A former EPA administrator and a former New York state health department official have teamed up with a Vermont college to conduct a health survey of people potentially affected by polluted water in the villages of Hoosick Falls and Petersburgh, and in Bennington, Vermont.
Judith Enck was the EPA regional administrator during the Obama administration who first warned Hoosick Falls residents in the fall of 2015 not to drink the water in their village because it was contaminated with PFOA, a chemical used in plastics manufacturing for decades in the area.
Enck, who left the EPA during the first days of the Trump administration, is working with scientists and academics at nearby Bennington College, which is conducting the study.
“The goal of this community questionnaire is to determine, are there health trends in these communities among the residents who consumed contaminated water?” Enck said.
A few months after the EPA got involved, Gov. Andrew Cuomo and his administration declared Hoosick Falls a state Superfund site. But Cuomo and his aides were criticized at the time by village residents for not acting quickly enough and for initially downplaying the crisis.
The creators of the survey, which include Dr. Howard Freed, the former director for the Center of Environmental Health at the state health department, did not point fingers at the Cuomo administration. But Dr. David Bond with Bennington College said through talking to residents, they’ve discovered there’s a need for more data on potential health effects from exposure to the chemical.
“Residents have expressed frustration at the toxic uncertainty that PFOA has introduced into their lives,” Bond said. “So many mothers and fathers have expressed fear and outrage that the homes they’ve labored for years to call their own may have been quietly causing harm to their families all along.”
Bond has received two grants from the National Science Foundation to research the effects of PFOA in the region. He said the survey focuses on six specific illnesses, including kidney cancer and thyroid disease, that are associated in scientific studies with exposure to PFOA.
Hoosick Falls resident Charlene Pray attended the announcement with her two grandchildren. All of them drank the contaminated water for several years, and Pray has elevated levels of PFOA in her blood. She said Cuomo’s health department dropped the ball.
“It’s disappointing there weren’t more regulations to protect us,” Pray said. “But now that the incident has happened, then protect us by getting out and finding out exactly what’s going on.”
Cuomo’s health commissioner, Dr. Howard Zucker, was testifying nearby in the Capitol complex at an unrelated hearing on Lyme disease. Zucker said he doesn’t know anything about the Bennington College study and so couldn’t comment.

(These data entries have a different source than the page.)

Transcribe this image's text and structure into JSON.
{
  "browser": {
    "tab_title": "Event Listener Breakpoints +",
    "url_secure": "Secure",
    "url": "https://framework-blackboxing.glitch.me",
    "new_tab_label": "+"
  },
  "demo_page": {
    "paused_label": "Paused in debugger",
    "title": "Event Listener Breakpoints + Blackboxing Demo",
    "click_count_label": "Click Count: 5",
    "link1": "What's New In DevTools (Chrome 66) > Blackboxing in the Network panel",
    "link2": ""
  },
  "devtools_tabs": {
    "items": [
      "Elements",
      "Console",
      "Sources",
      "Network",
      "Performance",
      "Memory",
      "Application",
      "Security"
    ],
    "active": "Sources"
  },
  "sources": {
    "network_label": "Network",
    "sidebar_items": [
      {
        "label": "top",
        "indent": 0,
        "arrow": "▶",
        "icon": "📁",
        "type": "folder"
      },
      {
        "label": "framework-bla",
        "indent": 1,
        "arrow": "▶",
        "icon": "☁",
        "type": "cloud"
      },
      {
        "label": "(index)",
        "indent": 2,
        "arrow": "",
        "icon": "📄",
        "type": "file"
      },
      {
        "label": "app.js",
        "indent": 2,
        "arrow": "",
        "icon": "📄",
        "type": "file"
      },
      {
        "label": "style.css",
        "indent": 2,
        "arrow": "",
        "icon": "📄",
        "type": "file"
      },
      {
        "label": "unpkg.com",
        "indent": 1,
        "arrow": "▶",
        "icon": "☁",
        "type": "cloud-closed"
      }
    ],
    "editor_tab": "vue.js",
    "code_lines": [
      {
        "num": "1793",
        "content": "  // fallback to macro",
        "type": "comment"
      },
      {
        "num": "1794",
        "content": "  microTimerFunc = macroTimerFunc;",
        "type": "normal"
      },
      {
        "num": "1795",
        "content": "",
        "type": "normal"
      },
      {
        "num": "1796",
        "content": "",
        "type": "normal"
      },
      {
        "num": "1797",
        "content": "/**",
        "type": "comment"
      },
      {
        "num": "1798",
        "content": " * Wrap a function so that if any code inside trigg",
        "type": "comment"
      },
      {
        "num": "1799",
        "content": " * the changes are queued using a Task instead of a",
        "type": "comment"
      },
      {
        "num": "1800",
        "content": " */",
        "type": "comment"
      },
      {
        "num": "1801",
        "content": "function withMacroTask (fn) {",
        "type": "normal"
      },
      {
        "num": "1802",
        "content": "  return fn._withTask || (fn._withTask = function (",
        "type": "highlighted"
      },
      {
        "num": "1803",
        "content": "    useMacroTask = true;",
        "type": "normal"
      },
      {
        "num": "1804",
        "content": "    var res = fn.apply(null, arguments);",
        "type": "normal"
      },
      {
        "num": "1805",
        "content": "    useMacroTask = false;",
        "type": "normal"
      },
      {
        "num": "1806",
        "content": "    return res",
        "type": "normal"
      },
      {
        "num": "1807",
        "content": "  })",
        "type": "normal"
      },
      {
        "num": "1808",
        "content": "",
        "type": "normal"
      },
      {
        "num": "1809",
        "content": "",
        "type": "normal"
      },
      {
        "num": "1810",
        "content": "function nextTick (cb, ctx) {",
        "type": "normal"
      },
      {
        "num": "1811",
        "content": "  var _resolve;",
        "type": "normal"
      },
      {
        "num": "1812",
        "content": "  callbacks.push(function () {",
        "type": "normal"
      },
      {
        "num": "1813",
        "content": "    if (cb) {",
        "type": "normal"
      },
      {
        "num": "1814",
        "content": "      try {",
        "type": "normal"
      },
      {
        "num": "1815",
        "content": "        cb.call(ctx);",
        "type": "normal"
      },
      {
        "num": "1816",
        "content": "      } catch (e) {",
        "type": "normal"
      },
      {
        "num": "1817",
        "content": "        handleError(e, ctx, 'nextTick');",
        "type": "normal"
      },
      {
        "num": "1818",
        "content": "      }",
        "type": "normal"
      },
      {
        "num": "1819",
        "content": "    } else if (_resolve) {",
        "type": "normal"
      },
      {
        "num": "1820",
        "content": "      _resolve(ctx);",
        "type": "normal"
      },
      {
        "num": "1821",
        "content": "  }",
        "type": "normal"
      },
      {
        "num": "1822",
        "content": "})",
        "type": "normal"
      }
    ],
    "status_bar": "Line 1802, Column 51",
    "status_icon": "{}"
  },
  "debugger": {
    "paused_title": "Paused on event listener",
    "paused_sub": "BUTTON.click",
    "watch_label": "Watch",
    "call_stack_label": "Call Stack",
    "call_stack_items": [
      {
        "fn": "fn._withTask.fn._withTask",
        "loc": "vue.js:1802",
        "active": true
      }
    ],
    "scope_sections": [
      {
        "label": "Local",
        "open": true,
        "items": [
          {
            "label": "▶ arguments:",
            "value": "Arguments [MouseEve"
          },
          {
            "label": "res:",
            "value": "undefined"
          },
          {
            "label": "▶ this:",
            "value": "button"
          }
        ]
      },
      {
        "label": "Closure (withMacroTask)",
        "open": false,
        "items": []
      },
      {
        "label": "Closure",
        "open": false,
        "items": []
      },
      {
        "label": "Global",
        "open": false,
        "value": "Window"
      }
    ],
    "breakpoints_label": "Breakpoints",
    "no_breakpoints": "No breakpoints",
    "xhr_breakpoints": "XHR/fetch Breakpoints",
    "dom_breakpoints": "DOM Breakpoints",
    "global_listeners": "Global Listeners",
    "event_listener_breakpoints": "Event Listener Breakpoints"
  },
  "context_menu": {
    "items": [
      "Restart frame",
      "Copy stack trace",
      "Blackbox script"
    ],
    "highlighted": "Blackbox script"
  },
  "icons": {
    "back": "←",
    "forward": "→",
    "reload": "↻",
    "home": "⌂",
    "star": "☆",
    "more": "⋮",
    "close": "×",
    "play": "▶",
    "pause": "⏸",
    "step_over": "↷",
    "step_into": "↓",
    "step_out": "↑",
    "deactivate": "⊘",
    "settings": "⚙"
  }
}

“I haven’t heard what came out of that,” Zucker said.
Three members of the state health department attended the announcement about the study, according to a sign-up sheet.
When informed by reporters about what the study would do, Zucker said the health department already asked residents about health concerns.
“We actually asked a questionnaire with a lot of information,” Zucker said.
A spokesman for the state health department later clarified that a survey that accompanied blood testing of residents in 2016 asked about any health concerns that residents were having. About 3,000 residents were tested, and about 1,700 responded to the survey. Spokesman Gary Holmes said the health department questionnaire did not limit the questions to the six illnesses scientifically associated with PFOA exposure. He said they did that on purpose because they did not want to constrain the answers.
Holmes said there’s no timetable yet for when the data from the 1,700 questionnaires might be released. He said it might not come out until after a second round of blood tests will be offered to village residents sometime later this year. Holmes said the health department has reposted the survey to its website to get more respondents.
The health department has looked at previously published data through the New York State Cancer Registry and concluded in July that there was no significant incidence of cancer within the Hoosick Falls village limits.
Enck said she hopes her survey does not find any illness clusters, but she said if there are, she hopes the results will spur government agencies to take a closer look.
“We don’t know what we’re going to find, but if a trend is identified, it is our great hope that a more comprehensive health study will be done,” Enck said.
Zucker, the health commissioner, agreed.
“This is all about collaboration,” Zucker said.
Just as Bennington College was announcing its survey, the state health department issued a press release saying Zucker has written a letter to the Centers for Disease Control in Washington, asking that a federal survey be conducted.